Andrew Forrest
Andrew Forrest, chairman of Fortescue Metals Group, speaks during a media conference in Sydney, Australia, July 28, 2015. Reuters/David Gray

Mining services provider Programmed is looking to employ 5,000 Indigenous Australians. The development comes as part of a 10-year plan announced in Canberra last week with Prime Minister Malcolm Turnbull and Fortescue Metals Group chairman Andrew Forrest.

The contract to employ Indigenous people, largest ever signed by an Australian company, will be undertaken in an effort to enhance the diversity of society in terms of culture, gender, age, sexual orientation and abilities. The deal was signed between Programmed Managing Director Chris Sutherland, Turnbull and Forrest.

The contract will be managed through the Australian Employment Covenant. Government organisations like VTEC, the Employment Parity Initiative and jobactive will support the move. VTEC carried out more than 5,000 job placements for Aboriginal and Torres Strait Islander Australians last year. Job-specific training was provided to employees.

Forrest's Indigenous advocacy group GenerationOne will be overseeing the project. “It's going to shine a bright light into a minimum 5,000 Indigenous families and we are delighted by that," he said, speaking with Radio National. "It's a powerful signal of where Indigenous Australia is going and where we think certainly the disparity can end."

Employment was one of the six of seven close the gap targets that were not fulfilled in the latest report. According to Forrest, a lot more than just spending money on Indigenous affairs needs to be done to bridge the gaps of disparity.

"Government throwing around cash has actually led to that kind of soft prejudice, that almost racism of low expectations.
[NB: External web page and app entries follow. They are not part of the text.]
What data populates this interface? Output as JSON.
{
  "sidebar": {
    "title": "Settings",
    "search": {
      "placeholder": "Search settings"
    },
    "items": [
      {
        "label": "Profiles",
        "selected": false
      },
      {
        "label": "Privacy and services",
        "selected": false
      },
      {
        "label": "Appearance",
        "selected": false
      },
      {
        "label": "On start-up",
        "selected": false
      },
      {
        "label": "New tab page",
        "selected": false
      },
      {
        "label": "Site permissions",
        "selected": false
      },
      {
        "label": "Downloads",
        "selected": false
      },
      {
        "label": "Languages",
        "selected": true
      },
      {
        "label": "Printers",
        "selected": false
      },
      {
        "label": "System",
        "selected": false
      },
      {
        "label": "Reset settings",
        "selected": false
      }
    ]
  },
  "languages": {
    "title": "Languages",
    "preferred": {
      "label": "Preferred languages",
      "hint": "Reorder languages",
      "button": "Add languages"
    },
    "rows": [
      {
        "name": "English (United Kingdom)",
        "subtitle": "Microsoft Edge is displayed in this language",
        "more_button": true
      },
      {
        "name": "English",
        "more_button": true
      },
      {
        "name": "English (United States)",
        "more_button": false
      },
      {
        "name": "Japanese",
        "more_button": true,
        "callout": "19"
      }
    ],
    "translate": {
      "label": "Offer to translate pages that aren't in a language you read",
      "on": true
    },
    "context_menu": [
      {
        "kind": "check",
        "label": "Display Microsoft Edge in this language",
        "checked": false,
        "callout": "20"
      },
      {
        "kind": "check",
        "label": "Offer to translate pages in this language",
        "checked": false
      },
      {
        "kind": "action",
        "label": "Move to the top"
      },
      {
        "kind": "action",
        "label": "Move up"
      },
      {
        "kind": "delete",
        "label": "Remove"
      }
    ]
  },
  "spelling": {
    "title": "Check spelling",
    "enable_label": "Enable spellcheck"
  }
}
What Indigenous people need now is opportunity,” Forrest said, adding that he was inspired by the move. "Opportunity to take their own responsibility and that's what employment does."

The Federal Government has said it will hand 3 percent of its contracts to Indigenous groups, according to a report from KPMG. In lieu of this, the government said it had been able to achieve 2.9 percent of the target.